What's the deal with digital printing?14.6.2018 13:38 EET
Printing books digitally - both in short runs and on demand - has been growing in popularity during recent years. Ansgar Reiners tells the story of how UPM got into the digital paper business and takes a look at what’s in store for the digital printing industry.
It’s not so long ago when we first got into the digital paper business. Back in 2015, we had noticed that a lot of our customers were looking for digital paper, mainly for photobooks. One of the seekers happened to be one of the biggest photobook producers in the area of the UPM Nordland paper mill where I am located. We saw this as a great opportunity for us, and so we developed a coated paper for digital applications.
At the same time, we were looking to streamline the processes in our different mills. We analysed the different types of papers we had and the sizes we cut. SRA3, which is 32–45 centimetres, is a typical size for digital applications and we had a few thousand tonnes of this format in one of our finishing areas.
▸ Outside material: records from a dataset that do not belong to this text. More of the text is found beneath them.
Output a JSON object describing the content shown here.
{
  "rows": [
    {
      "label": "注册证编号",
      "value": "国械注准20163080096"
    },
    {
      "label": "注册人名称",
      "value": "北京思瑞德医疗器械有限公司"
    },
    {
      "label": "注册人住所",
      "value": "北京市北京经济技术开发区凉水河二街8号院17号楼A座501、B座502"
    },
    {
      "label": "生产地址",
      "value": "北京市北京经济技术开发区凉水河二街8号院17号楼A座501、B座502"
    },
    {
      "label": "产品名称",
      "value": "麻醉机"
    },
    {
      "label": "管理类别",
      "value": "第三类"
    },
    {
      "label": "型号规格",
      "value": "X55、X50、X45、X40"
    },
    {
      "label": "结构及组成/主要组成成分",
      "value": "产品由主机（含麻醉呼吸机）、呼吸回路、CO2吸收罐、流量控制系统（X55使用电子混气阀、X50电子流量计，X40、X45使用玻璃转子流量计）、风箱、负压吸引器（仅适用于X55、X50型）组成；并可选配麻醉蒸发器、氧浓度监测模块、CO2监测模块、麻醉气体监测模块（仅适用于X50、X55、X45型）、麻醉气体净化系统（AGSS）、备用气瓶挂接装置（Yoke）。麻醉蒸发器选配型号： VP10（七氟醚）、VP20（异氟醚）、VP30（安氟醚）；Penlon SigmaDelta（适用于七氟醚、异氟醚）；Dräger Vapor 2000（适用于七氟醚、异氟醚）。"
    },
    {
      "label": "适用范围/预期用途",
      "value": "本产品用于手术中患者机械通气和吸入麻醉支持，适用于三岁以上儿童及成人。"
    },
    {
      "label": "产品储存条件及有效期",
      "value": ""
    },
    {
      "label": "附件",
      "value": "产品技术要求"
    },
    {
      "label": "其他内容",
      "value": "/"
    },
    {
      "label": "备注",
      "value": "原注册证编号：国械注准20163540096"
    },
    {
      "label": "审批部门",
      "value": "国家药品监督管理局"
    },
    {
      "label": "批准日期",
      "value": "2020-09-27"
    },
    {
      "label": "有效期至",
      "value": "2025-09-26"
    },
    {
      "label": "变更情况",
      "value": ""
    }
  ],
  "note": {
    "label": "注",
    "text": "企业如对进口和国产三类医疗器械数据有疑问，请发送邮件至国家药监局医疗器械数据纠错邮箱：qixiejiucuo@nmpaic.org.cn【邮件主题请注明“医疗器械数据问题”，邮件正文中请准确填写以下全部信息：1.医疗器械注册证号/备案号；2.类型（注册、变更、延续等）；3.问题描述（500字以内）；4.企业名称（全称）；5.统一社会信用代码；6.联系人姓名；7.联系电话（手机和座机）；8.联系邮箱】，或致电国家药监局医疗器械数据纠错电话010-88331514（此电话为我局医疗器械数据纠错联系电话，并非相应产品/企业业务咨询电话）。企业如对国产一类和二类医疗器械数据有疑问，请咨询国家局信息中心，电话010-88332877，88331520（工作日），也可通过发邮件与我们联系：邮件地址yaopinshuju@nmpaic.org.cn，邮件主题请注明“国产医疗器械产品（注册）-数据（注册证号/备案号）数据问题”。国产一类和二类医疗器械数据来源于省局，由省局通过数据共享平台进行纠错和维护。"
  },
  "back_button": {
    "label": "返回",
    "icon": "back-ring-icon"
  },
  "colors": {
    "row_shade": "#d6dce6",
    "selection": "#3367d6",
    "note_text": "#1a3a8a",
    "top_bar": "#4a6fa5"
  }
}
As it turns out, we were already in the digital paper market. We just needed to get the word out more widely.
The possibilities of digital printing
As far as short run book printing is concerned, a photobook is perhaps the best illustration of what digital printing technology – and digital papers – can do. It’s possible to produce only one book, of course, but there is also a potential within the publishing business to produce, let’s say, an additional 500 to 1,000 copies, depending on the printer. While there may be a higher printing cost, matters such as working capital and risks concerning overstock are eliminated.
When considering the entire print run and calculating the whole package, traditional offset printing is often the cost-effective option for long run book printing. However, during the live end of a book reprint, which can take place years after the first edition, the books on demand technique makes more sense since digital printing using digital papers offer printers and publishers considerable flexibility. More than complementing offset, digital printing allows businesses to save money because only the necessary quantity is produced, thereby reducing the scope for waste.
What lies ahead for the book printing industry?
As the book printing industry continues its evolution into the digital age, predictions for the future are always bound to be discussed. In terms of trends in the digital paper market in the next 5–10 years, I think that digital printing technology – sheet-fed and reels – will grow fast. The challenge remains to find the right substrates for this technology. That requires a lot of work. For us, it involves a lot of collaboration and networking with original equipment manufacturers. Together with them, we want to offer cost-efficient solutions that are suitable for small volume publishers who use digital printers.
We have observed that our customers are investing more and more in digital printing technology. That was the main reason behind our decision to come up with our digital range. In relation to this, we have created a DIGI Matchmaker tool that allows customers to choose the right paper for their presses from our UPM Digi papers range. It also gives recommendations that take the printing method and printing machine into account.